the-altman-codeThis is the fourth book in the Covert One Series created by Robert Ludlum. I’m pretty sure this is my favorite novel within the series so far, and it’s solidified my faith in Gayle Lynds as a good thriller novelist. Set largely in China, this novel came alive in it’s accurate portrayal of both that country and the shaky alliance that his been formed between America and the East in recent years. A recurring theme in Ludlum novels is the potential evils of unchecked capitalism and the military industrial complex when they become too tightly interwoven into the fabric of Washington’s politics. Suffice it to say that The Altman Code seems to comment upon both the Bush administration and Dick Cheney as the story of greed and warmongering progresses.

Fun to Read.


4 of 5 cups of black coffee.


5 Sentence Review: The Cassandra Compact by Robert Ludlum & Philip Shelby

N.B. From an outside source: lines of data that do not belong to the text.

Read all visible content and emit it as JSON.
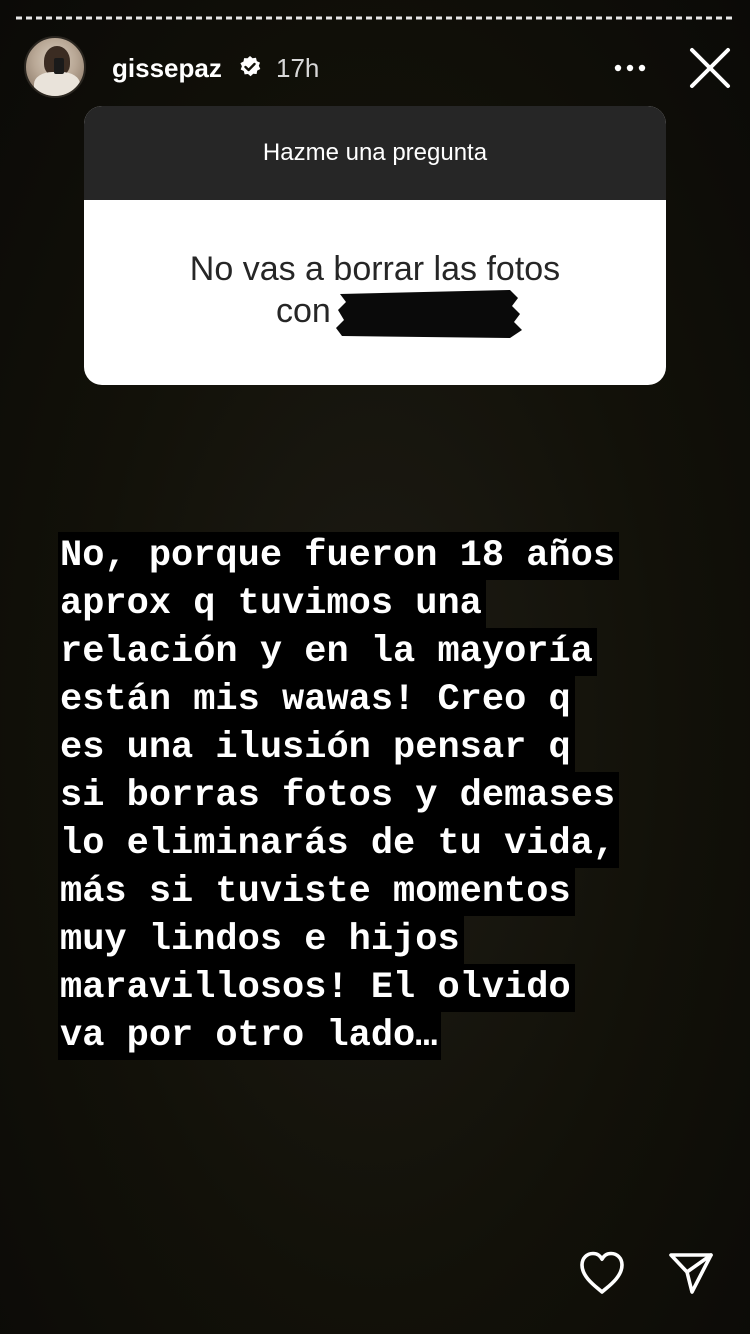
{
  "story": {
    "username": "gissepaz",
    "timestamp": "17h",
    "icons": {
      "avatar": "profile-photo",
      "verified": "verified-badge-icon",
      "more": "more-horizontal-icon",
      "close": "close-icon",
      "like": "heart-icon",
      "share": "send-icon"
    },
    "progress_segments": 1
  },
  "question_sticker": {
    "header": "Hazme una pregunta",
    "question_line1": "No vas a borrar las fotos",
    "question_line2": "con"
  },
  "reply": {
    "lines": [
      "No, porque fueron 18 años",
      "aprox q tuvimos una",
      "relación y en la mayoría",
      "están mis wawas! Creo q",
      "es una ilusión pensar q",
      "si borras fotos y demases",
      "lo eliminarás de tu vida,",
      "más si tuviste momentos",
      "muy lindos e hijos",
      "maravillosos! El olvido",
      "va por otro lado…"
    ]
  },
  "colors": {
    "background": "#121109",
    "sticker_header": "#262626",
    "text_highlight": "#000000"
  }
}
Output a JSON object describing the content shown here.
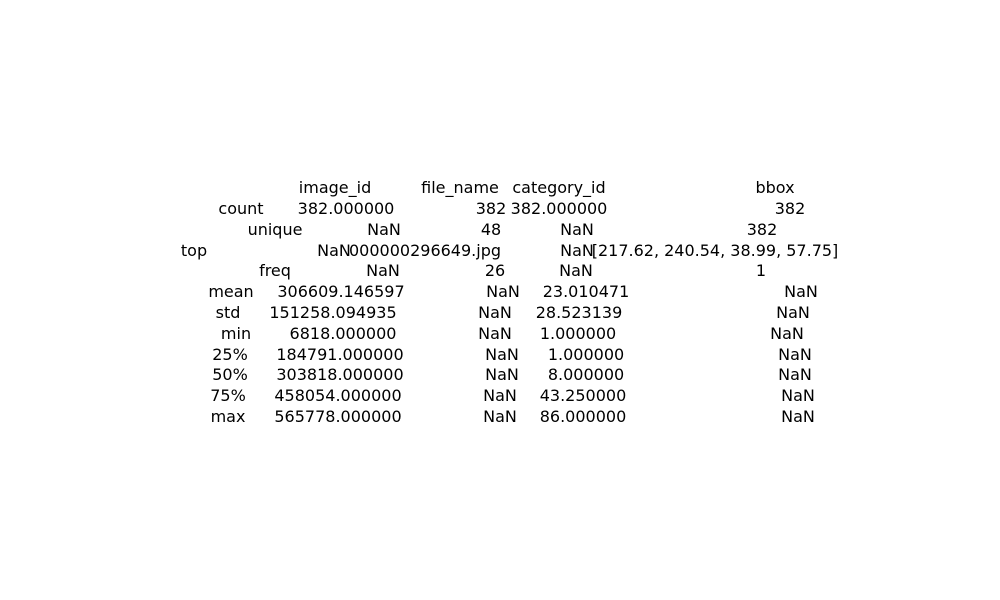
{
  "table": {
    "columns": [
      "image_id",
      "file_name",
      "category_id",
      "bbox"
    ],
    "rows": [
      {
        "label": "count",
        "cells": [
          "382.000000",
          "382",
          "382.000000",
          "382"
        ]
      },
      {
        "label": "unique",
        "cells": [
          "NaN",
          "48",
          "NaN",
          "382"
        ]
      },
      {
        "label": "top",
        "cells": [
          "NaN",
          "000000296649.jpg",
          "NaN",
          "[217.62, 240.54, 38.99, 57.75]"
        ]
      },
      {
        "label": "freq",
        "cells": [
          "NaN",
          "26",
          "NaN",
          "1"
        ]
      },
      {
        "label": "mean",
        "cells": [
          "306609.146597",
          "NaN",
          "23.010471",
          "NaN"
        ]
      },
      {
        "label": "std",
        "cells": [
          "151258.094935",
          "NaN",
          "28.523139",
          "NaN"
        ]
      },
      {
        "label": "min",
        "cells": [
          "6818.000000",
          "NaN",
          "1.000000",
          "NaN"
        ]
      },
      {
        "label": "25%",
        "cells": [
          "184791.000000",
          "NaN",
          "1.000000",
          "NaN"
        ]
      },
      {
        "label": "50%",
        "cells": [
          "303818.000000",
          "NaN",
          "8.000000",
          "NaN"
        ]
      },
      {
        "label": "75%",
        "cells": [
          "458054.000000",
          "NaN",
          "43.250000",
          "NaN"
        ]
      },
      {
        "label": "max",
        "cells": [
          "565778.000000",
          "NaN",
          "86.000000",
          "NaN"
        ]
      }
    ]
  }
}
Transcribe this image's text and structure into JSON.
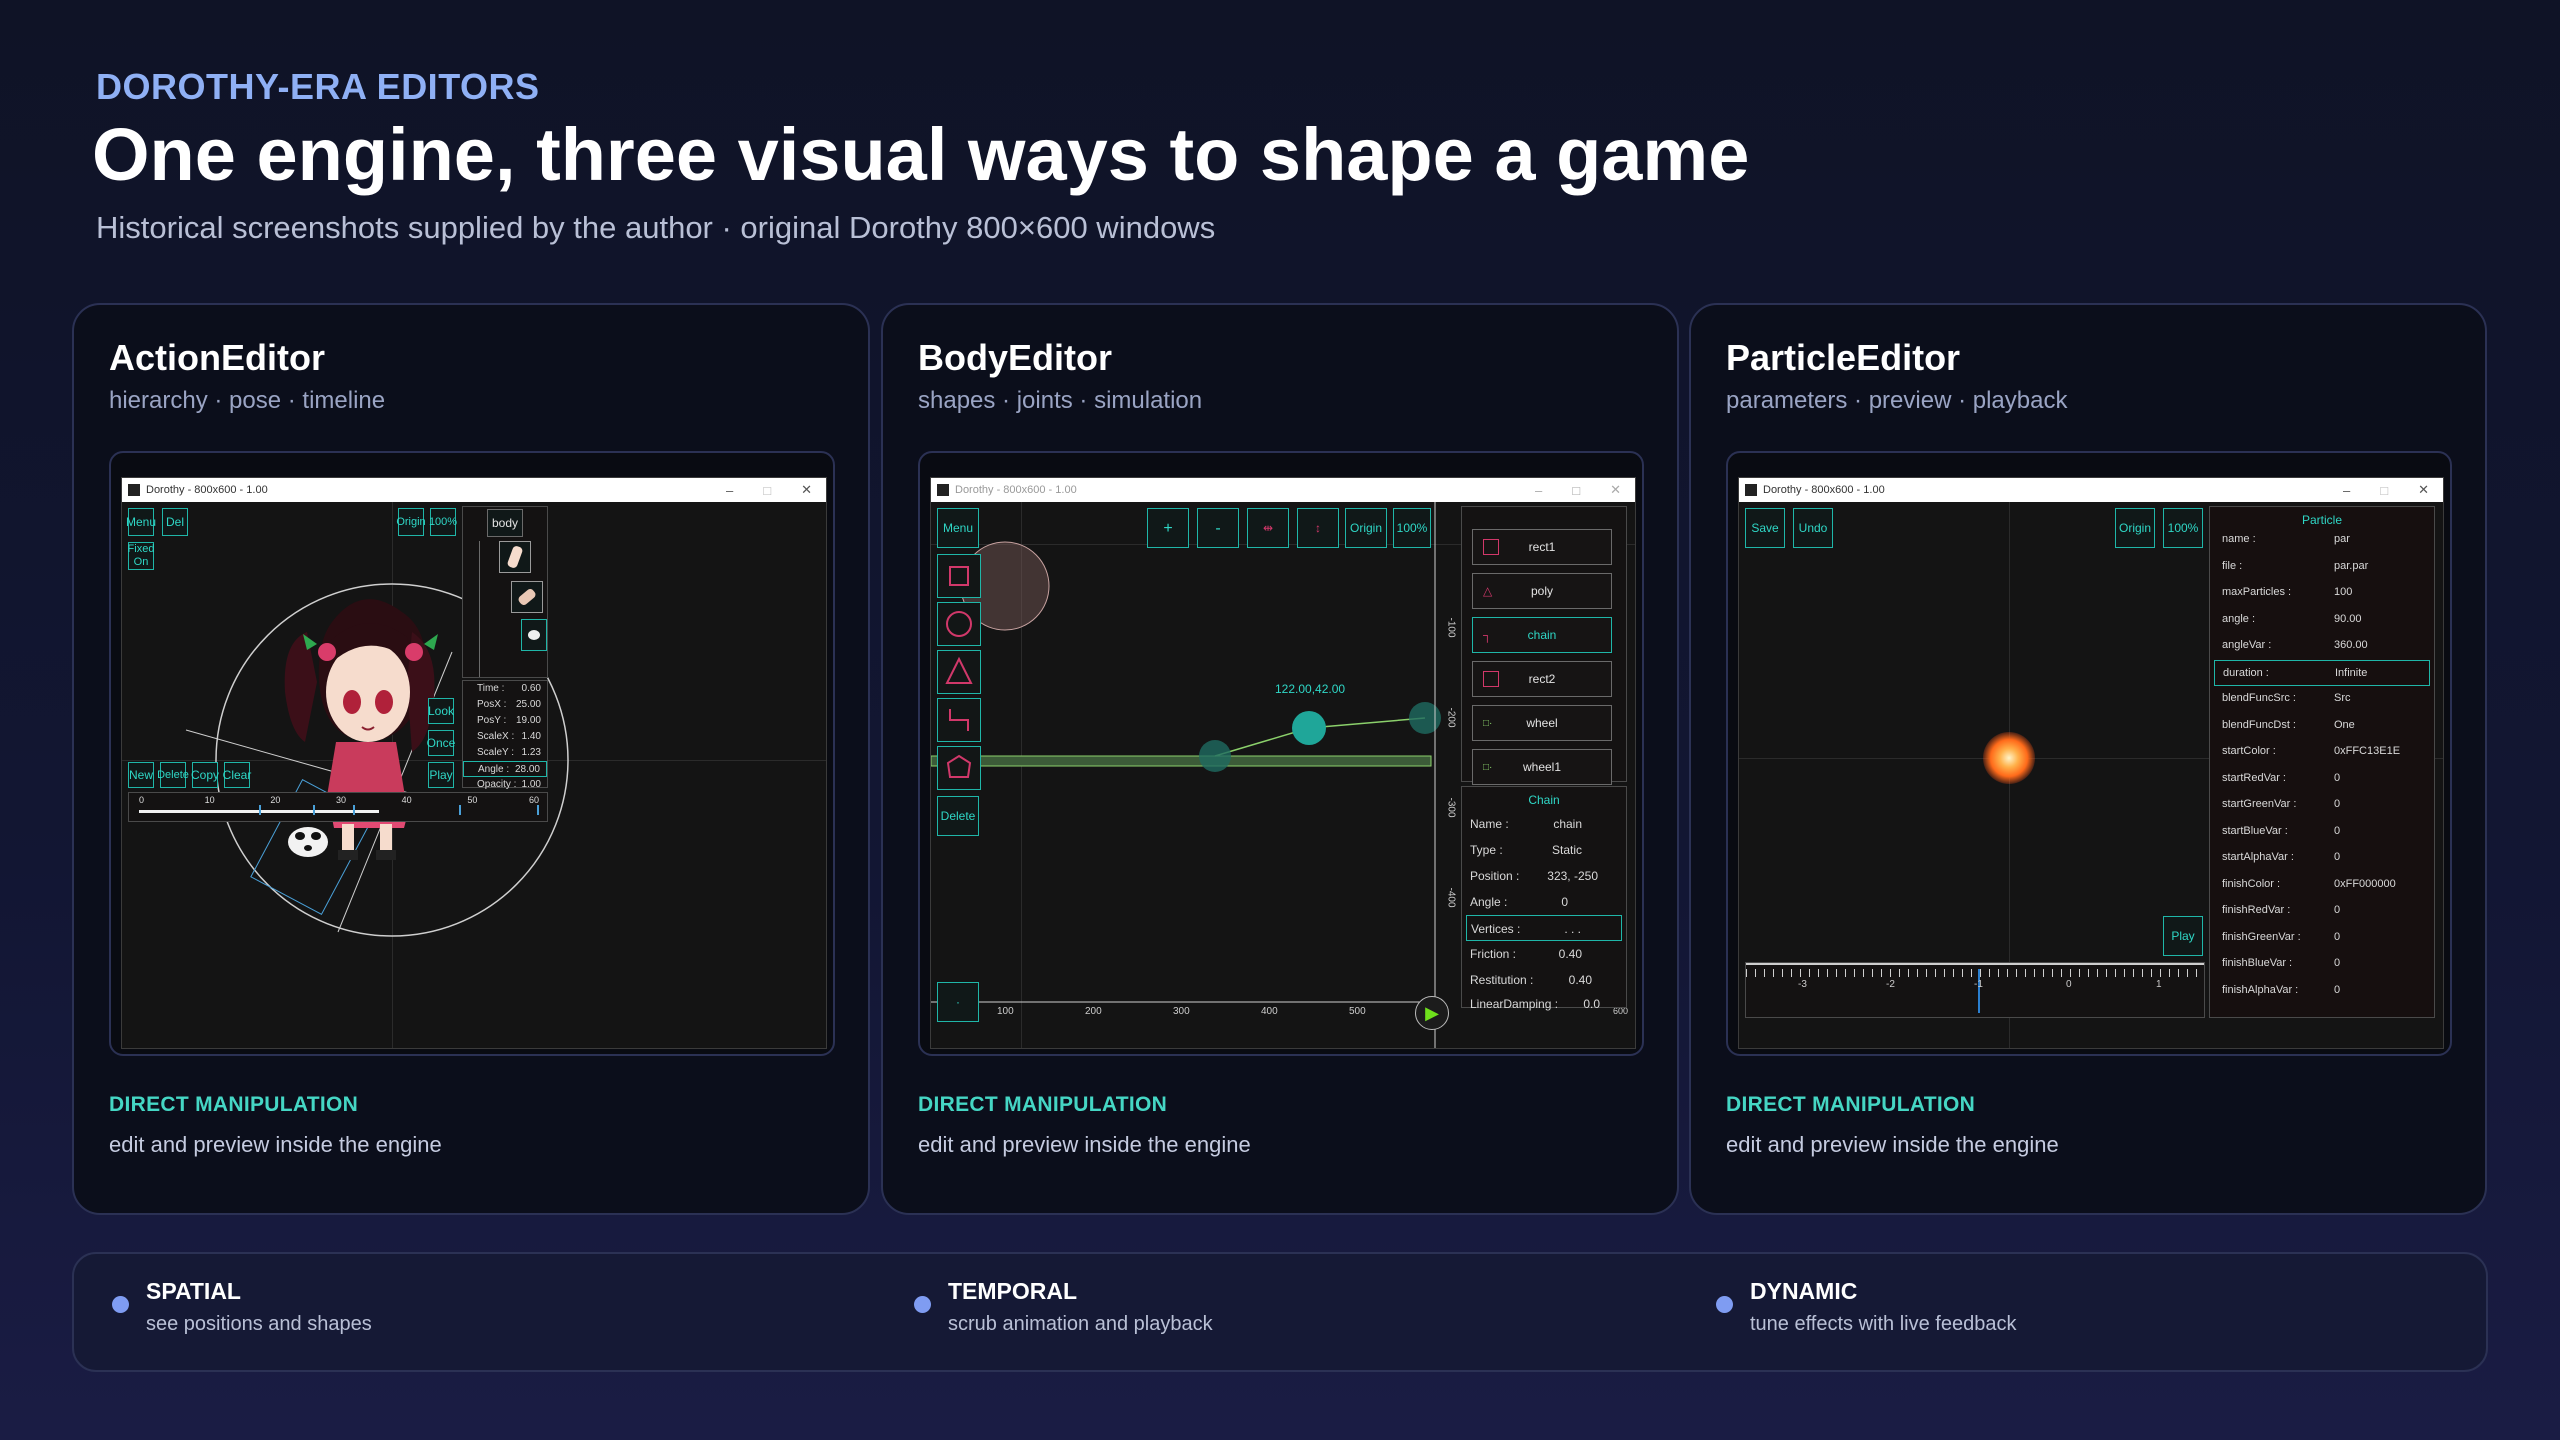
{
  "header": {
    "eyebrow": "DOROTHY-ERA EDITORS",
    "title": "One engine, three visual ways to shape a game",
    "subtitle": "Historical screenshots supplied by the author · original Dorothy 800×600 windows"
  },
  "cards": [
    {
      "title": "ActionEditor",
      "subtitle": "hierarchy · pose · timeline",
      "window_title": "Dorothy - 800x600 - 1.00",
      "buttons": {
        "menu": "Menu",
        "del": "Del",
        "fixed": "Fixed On",
        "origin": "Origin",
        "zoom": "100%",
        "look": "Look",
        "once": "Once",
        "play": "Play",
        "new": "New",
        "delete": "Delete",
        "copy": "Copy",
        "clear": "Clear"
      },
      "tree_root": "body",
      "props": [
        {
          "key": "Time :",
          "value": "0.60"
        },
        {
          "key": "PosX :",
          "value": "25.00"
        },
        {
          "key": "PosY :",
          "value": "19.00"
        },
        {
          "key": "ScaleX :",
          "value": "1.40"
        },
        {
          "key": "ScaleY :",
          "value": "1.23"
        },
        {
          "key": "Angle :",
          "value": "28.00"
        },
        {
          "key": "Opacity :",
          "value": "1.00"
        }
      ],
      "timeline_ticks": [
        "0",
        "10",
        "20",
        "30",
        "40",
        "50",
        "60"
      ],
      "dm_label": "DIRECT MANIPULATION",
      "dm_text": "edit and preview inside the engine"
    },
    {
      "title": "BodyEditor",
      "subtitle": "shapes · joints · simulation",
      "window_title": "Dorothy - 800x600 - 1.00",
      "buttons": {
        "menu": "Menu",
        "delete": "Delete",
        "plus": "+",
        "minus": "-",
        "origin": "Origin",
        "zoom": "100%"
      },
      "coord_label": "122.00,42.00",
      "shape_list": [
        "rect1",
        "poly",
        "chain",
        "rect2",
        "wheel",
        "wheel1"
      ],
      "panel_title": "Chain",
      "props": [
        {
          "key": "Name :",
          "value": "chain"
        },
        {
          "key": "Type :",
          "value": "Static"
        },
        {
          "key": "Position :",
          "value": "323, -250"
        },
        {
          "key": "Angle :",
          "value": "0"
        },
        {
          "key": "Vertices :",
          "value": ". . ."
        },
        {
          "key": "Friction :",
          "value": "0.40"
        },
        {
          "key": "Restitution :",
          "value": "0.40"
        },
        {
          "key": "LinearDamping :",
          "value": "0.0"
        }
      ],
      "ruler_x": [
        "100",
        "200",
        "300",
        "400",
        "500",
        "600"
      ],
      "ruler_y": [
        "-100",
        "-200",
        "-300",
        "-400"
      ],
      "dm_label": "DIRECT MANIPULATION",
      "dm_text": "edit and preview inside the engine"
    },
    {
      "title": "ParticleEditor",
      "subtitle": "parameters · preview · playback",
      "window_title": "Dorothy - 800x600 - 1.00",
      "buttons": {
        "save": "Save",
        "undo": "Undo",
        "origin": "Origin",
        "zoom": "100%",
        "play": "Play"
      },
      "panel_title": "Particle",
      "props": [
        {
          "key": "name :",
          "value": "par"
        },
        {
          "key": "file :",
          "value": "par.par"
        },
        {
          "key": "maxParticles :",
          "value": "100"
        },
        {
          "key": "angle :",
          "value": "90.00"
        },
        {
          "key": "angleVar :",
          "value": "360.00"
        },
        {
          "key": "duration :",
          "value": "Infinite"
        },
        {
          "key": "blendFuncSrc :",
          "value": "Src"
        },
        {
          "key": "blendFuncDst :",
          "value": "One"
        },
        {
          "key": "startColor :",
          "value": "0xFFC13E1E"
        },
        {
          "key": "startRedVar :",
          "value": "0"
        },
        {
          "key": "startGreenVar :",
          "value": "0"
        },
        {
          "key": "startBlueVar :",
          "value": "0"
        },
        {
          "key": "startAlphaVar :",
          "value": "0"
        },
        {
          "key": "finishColor :",
          "value": "0xFF000000"
        },
        {
          "key": "finishRedVar :",
          "value": "0"
        },
        {
          "key": "finishGreenVar :",
          "value": "0"
        },
        {
          "key": "finishBlueVar :",
          "value": "0"
        },
        {
          "key": "finishAlphaVar :",
          "value": "0"
        }
      ],
      "ruler_x": [
        "-3",
        "-2",
        "-1",
        "0",
        "1"
      ],
      "dm_label": "DIRECT MANIPULATION",
      "dm_text": "edit and preview inside the engine"
    }
  ],
  "features": [
    {
      "name": "SPATIAL",
      "text": "see positions and shapes"
    },
    {
      "name": "TEMPORAL",
      "text": "scrub animation and playback"
    },
    {
      "name": "DYNAMIC",
      "text": "tune effects with live feedback"
    }
  ],
  "colors": {
    "accent_teal": "#45d6c4",
    "accent_blue": "#8fb0f5",
    "particle": "#ff8a3a"
  }
}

the-cassandra-compactThis is the second book in the Covert-One Series by Robert Ludlum and is relatively brief in comparison to most of Ludlum’s other work. The Cassandra Compact finds protagonist John Smith chasing down a sample of smallpox stolen from a Russian Lab that threatens wreak devastation upon the world. This is a fairly typical novel within the thriller / covert-military genre, but honestly less believable than other Ludlum tales. Wheres a book like The Hades Factor made the reader take seriously the extent to which capitalistic greed threatens all of us, I doubt that Cassandra convinces anyone. Still enjoyable, but a little below par.

2 out of 5 cups of black coffee


Five Sentence Review: The Hades Factor by Robert Ludlum & Gayle Lynds

the-hades-factorAfter finishing Robert Ludlum’s The Paris Option a few weeks ago, I realized it was actually part of a series of novels known as the Covert-One Novels. So, I went back and downloaded The Hades Factor, the first in the series. It’s pretty standard Ludlum: Fun to read (especially as an audiobook), enjoyable characters (only somewhat believable), and hard to put down. Since I have a audible.com account, and multiple credits saved up, I’ve now moved onto the next Covert-One Novel: The Cassandra Compact. Should I read more really good fiction? – Yeah; Do I still enjoy reading these novels? – Yeah.

3.5 out of 5 cups of black coffee.



Brief Book Review: The Paris Option – Robert Ludlum

the-paris-optionIt would be an overstatement to say that Robert Ludlum is a great author; however, it would by lying to say that his books aren’t enjoyable too. My personal preference is to audiobook Ludlum’s writings in my free time. Am I learning anything? No. Is it a great way to escape and relax? Yes. Think 24 in book form. The best Ludlum book is still probably The Janson Directive. The most famous of his books are in the Bourne Series (great movies!). The Paris Option was decent, but again I’m reading (or in this case listening) for pure enjoyment. The Paris Option is part of a series of Ludlum books known as the “Covert One Novels.” Honestly, I didn’t know this when I began reading, but now that I do, I’m going back to listen to the first novel in the series. If you’ve got some time, check out Ludlum. If you’re not a book snob, you’ll probably enjoy it! At least it’s a way to get your Jack Bauer on in a post-Jack-Bauer-era.

3.5 of 5 Black Cups of Coffee